#### App and web page records:

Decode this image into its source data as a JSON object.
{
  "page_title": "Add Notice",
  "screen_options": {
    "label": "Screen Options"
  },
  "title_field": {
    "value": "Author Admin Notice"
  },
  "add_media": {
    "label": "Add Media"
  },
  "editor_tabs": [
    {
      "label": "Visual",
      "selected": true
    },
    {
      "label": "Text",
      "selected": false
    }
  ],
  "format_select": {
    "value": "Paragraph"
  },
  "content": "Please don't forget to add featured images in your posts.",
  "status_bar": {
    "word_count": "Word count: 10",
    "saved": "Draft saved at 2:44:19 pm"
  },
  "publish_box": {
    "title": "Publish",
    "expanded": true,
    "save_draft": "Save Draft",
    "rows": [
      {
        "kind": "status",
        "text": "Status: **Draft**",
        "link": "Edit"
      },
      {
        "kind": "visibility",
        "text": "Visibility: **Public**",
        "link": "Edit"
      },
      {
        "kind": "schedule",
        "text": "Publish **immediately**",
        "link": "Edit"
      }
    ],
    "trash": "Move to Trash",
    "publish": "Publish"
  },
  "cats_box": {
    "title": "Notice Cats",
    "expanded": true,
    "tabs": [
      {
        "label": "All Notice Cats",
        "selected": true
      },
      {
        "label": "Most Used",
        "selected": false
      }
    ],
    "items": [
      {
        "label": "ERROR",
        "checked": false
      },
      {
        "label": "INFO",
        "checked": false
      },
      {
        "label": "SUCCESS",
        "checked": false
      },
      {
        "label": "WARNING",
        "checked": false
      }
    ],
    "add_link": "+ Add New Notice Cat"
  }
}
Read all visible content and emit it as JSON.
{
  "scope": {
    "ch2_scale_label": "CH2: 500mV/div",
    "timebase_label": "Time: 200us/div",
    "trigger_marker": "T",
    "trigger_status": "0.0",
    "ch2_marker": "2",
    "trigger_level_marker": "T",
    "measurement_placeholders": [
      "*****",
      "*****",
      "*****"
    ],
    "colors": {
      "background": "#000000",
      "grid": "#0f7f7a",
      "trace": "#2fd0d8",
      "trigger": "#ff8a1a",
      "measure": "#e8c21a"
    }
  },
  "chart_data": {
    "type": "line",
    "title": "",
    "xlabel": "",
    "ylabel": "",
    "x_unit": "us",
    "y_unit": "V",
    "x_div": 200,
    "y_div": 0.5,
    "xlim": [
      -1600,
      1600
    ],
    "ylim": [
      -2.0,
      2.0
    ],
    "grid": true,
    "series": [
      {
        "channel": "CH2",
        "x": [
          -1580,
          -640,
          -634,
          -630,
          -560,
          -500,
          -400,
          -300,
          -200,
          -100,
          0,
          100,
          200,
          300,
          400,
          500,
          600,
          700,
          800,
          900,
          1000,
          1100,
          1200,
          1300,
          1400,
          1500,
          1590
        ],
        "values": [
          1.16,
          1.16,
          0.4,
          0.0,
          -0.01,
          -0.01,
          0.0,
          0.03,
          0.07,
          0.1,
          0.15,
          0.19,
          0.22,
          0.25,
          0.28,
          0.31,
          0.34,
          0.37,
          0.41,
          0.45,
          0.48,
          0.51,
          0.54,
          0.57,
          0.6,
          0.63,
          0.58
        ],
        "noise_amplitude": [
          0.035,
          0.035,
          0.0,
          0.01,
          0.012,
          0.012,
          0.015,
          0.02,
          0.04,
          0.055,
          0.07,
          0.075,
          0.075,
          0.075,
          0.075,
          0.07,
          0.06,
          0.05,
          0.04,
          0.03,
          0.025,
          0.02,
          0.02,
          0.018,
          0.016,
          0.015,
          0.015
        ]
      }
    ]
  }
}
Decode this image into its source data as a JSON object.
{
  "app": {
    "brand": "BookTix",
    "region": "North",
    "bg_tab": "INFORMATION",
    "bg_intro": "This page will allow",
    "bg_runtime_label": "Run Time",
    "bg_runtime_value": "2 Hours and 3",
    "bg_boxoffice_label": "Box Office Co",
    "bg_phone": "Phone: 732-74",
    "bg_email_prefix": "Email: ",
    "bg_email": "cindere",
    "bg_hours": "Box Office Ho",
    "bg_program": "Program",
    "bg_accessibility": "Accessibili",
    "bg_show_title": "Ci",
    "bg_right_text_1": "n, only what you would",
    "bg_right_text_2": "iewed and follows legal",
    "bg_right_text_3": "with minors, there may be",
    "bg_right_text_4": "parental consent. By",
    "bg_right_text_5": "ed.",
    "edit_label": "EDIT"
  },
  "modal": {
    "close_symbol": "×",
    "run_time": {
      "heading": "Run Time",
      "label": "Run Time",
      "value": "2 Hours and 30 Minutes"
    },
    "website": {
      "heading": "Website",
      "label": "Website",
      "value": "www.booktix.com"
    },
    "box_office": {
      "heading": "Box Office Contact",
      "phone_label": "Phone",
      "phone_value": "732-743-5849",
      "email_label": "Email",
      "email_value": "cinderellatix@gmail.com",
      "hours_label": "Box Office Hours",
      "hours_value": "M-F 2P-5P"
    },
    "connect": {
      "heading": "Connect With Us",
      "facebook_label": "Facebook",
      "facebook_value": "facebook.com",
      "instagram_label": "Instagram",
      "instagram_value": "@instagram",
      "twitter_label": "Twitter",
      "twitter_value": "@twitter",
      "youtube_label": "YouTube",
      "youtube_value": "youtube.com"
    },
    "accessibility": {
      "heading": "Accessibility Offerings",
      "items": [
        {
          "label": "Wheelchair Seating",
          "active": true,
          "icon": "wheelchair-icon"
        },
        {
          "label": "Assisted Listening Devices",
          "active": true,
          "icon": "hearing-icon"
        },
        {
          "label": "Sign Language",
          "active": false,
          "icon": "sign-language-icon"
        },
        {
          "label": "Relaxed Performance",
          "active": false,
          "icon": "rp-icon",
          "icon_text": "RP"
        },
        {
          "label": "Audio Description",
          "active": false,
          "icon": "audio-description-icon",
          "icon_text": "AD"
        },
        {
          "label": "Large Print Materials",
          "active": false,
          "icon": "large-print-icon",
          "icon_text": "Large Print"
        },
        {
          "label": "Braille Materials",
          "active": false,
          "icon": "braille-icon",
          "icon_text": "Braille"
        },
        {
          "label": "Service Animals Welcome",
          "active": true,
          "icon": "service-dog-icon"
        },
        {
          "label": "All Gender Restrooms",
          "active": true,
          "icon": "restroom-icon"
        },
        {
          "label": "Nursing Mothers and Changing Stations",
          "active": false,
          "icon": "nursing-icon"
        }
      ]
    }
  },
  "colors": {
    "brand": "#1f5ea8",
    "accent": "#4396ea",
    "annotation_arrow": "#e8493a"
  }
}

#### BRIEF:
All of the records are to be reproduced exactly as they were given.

#### WRITTEN SOLUTION:
Decode this image into its source data as a JSON object.
{
  "page_title": "Add Notice",
  "screen_options": {
    "label": "Screen Options"
  },
  "title_field": {
    "value": "Author Admin Notice"
  },
  "add_media": {
    "label": "Add Media"
  },
  "editor_tabs": [
    {
      "label": "Visual",
      "selected": true
    },
    {
      "label": "Text",
      "selected": false
    }
  ],
  "format_select": {
    "value": "Paragraph"
  },
  "content": "Please don't forget to add featured images in your posts.",
  "status_bar": {
    "word_count": "Word count: 10",
    "saved": "Draft saved at 2:44:19 pm"
  },
  "publish_box": {
    "title": "Publish",
    "expanded": true,
    "save_draft": "Save Draft",
    "rows": [
      {
        "kind": "status",
        "text": "Status: **Draft**",
        "link": "Edit"
      },
      {
        "kind": "visibility",
        "text": "Visibility: **Public**",
        "link": "Edit"
      },
      {
        "kind": "schedule",
        "text": "Publish **immediately**",
        "link": "Edit"
      }
    ],
    "trash": "Move to Trash",
    "publish": "Publish"
  },
  "cats_box": {
    "title": "Notice Cats",
    "expanded": true,
    "tabs": [
      {
        "label": "All Notice Cats",
        "selected": true
      },
      {
        "label": "Most Used",
        "selected": false
      }
    ],
    "items": [
      {
        "label": "ERROR",
        "checked": false
      },
      {
        "label": "INFO",
        "checked": false
      },
      {
        "label": "SUCCESS",
        "checked": false
      },
      {
        "label": "WARNING",
        "checked": false
      }
    ],
    "add_link": "+ Add New Notice Cat"
  }
}
Read all visible content and emit it as JSON.
{
  "scope": {
    "ch2_scale_label": "CH2: 500mV/div",
    "timebase_label": "Time: 200us/div",
    "trigger_marker": "T",
    "trigger_status": "0.0",
    "ch2_marker": "2",
    "trigger_level_marker": "T",
    "measurement_placeholders": [
      "*****",
      "*****",
      "*****"
    ],
    "colors": {
      "background": "#000000",
      "grid": "#0f7f7a",
      "trace": "#2fd0d8",
      "trigger": "#ff8a1a",
      "measure": "#e8c21a"
    }
  },
  "chart_data": {
    "type": "line",
    "title": "",
    "xlabel": "",
    "ylabel": "",
    "x_unit": "us",
    "y_unit": "V",
    "x_div": 200,
    "y_div": 0.5,
    "xlim": [
      -1600,
      1600
    ],
    "ylim": [
      -2.0,
      2.0
    ],
    "grid": true,
    "series": [
      {
        "channel": "CH2",
        "x": [
          -1580,
          -640,
          -634,
          -630,
          -560,
          -500,
          -400,
          -300,
          -200,
          -100,
          0,
          100,
          200,
          300,
          400,
          500,
          600,
          700,
          800,
          900,
          1000,
          1100,
          1200,
          1300,
          1400,
          1500,
          1590
        ],
        "values": [
          1.16,
          1.16,
          0.4,
          0.0,
          -0.01,
          -0.01,
          0.0,
          0.03,
          0.07,
          0.1,
          0.15,
          0.19,
          0.22,
          0.25,
          0.28,
          0.31,
          0.34,
          0.37,
          0.41,
          0.45,
          0.48,
          0.51,
          0.54,
          0.57,
          0.6,
          0.63,
          0.58
        ],
        "noise_amplitude": [
          0.035,
          0.035,
          0.0,
          0.01,
          0.012,
          0.012,
          0.015,
          0.02,
          0.04,
          0.055,
          0.07,
          0.075,
          0.075,
          0.075,
          0.075,
          0.07,
          0.06,
          0.05,
          0.04,
          0.03,
          0.025,
          0.02,
          0.02,
          0.018,
          0.016,
          0.015,
          0.015
        ]
      }
    ]
  }
}
Decode this image into its source data as a JSON object.
{
  "app": {
    "brand": "BookTix",
    "region": "North",
    "bg_tab": "INFORMATION",
    "bg_intro": "This page will allow",
    "bg_runtime_label": "Run Time",
    "bg_runtime_value": "2 Hours and 3",
    "bg_boxoffice_label": "Box Office Co",
    "bg_phone": "Phone: 732-74",
    "bg_email_prefix": "Email: ",
    "bg_email": "cindere",
    "bg_hours": "Box Office Ho",
    "bg_program": "Program",
    "bg_accessibility": "Accessibili",
    "bg_show_title": "Ci",
    "bg_right_text_1": "n, only what you would",
    "bg_right_text_2": "iewed and follows legal",
    "bg_right_text_3": "with minors, there may be",
    "bg_right_text_4": "parental consent. By",
    "bg_right_text_5": "ed.",
    "edit_label": "EDIT"
  },
  "modal": {
    "close_symbol": "×",
    "run_time": {
      "heading": "Run Time",
      "label": "Run Time",
      "value": "2 Hours and 30 Minutes"
    },
    "website": {
      "heading": "Website",
      "label": "Website",
      "value": "www.booktix.com"
    },
    "box_office": {
      "heading": "Box Office Contact",
      "phone_label": "Phone",
      "phone_value": "732-743-5849",
      "email_label": "Email",
      "email_value": "cinderellatix@gmail.com",
      "hours_label": "Box Office Hours",
      "hours_value": "M-F 2P-5P"
    },
    "connect": {
      "heading": "Connect With Us",
      "facebook_label": "Facebook",
      "facebook_value": "facebook.com",
      "instagram_label": "Instagram",
      "instagram_value": "@instagram",
      "twitter_label": "Twitter",
      "twitter_value": "@twitter",
      "youtube_label": "YouTube",
      "youtube_value": "youtube.com"
    },
    "accessibility": {
      "heading": "Accessibility Offerings",
      "items": [
        {
          "label": "Wheelchair Seating",
          "active": true,
          "icon": "wheelchair-icon"
        },
        {
          "label": "Assisted Listening Devices",
          "active": true,
          "icon": "hearing-icon"
        },
        {
          "label": "Sign Language",
          "active": false,
          "icon": "sign-language-icon"
        },
        {
          "label": "Relaxed Performance",
          "active": false,
          "icon": "rp-icon",
          "icon_text": "RP"
        },
        {
          "label": "Audio Description",
          "active": false,
          "icon": "audio-description-icon",
          "icon_text": "AD"
        },
        {
          "label": "Large Print Materials",
          "active": false,
          "icon": "large-print-icon",
          "icon_text": "Large Print"
        },
        {
          "label": "Braille Materials",
          "active": false,
          "icon": "braille-icon",
          "icon_text": "Braille"
        },
        {
          "label": "Service Animals Welcome",
          "active": true,
          "icon": "service-dog-icon"
        },
        {
          "label": "All Gender Restrooms",
          "active": true,
          "icon": "restroom-icon"
        },
        {
          "label": "Nursing Mothers and Changing Stations",
          "active": false,
          "icon": "nursing-icon"
        }
      ]
    }
  },
  "colors": {
    "brand": "#1f5ea8",
    "accent": "#4396ea",
    "annotation_arrow": "#e8493a"
  }
}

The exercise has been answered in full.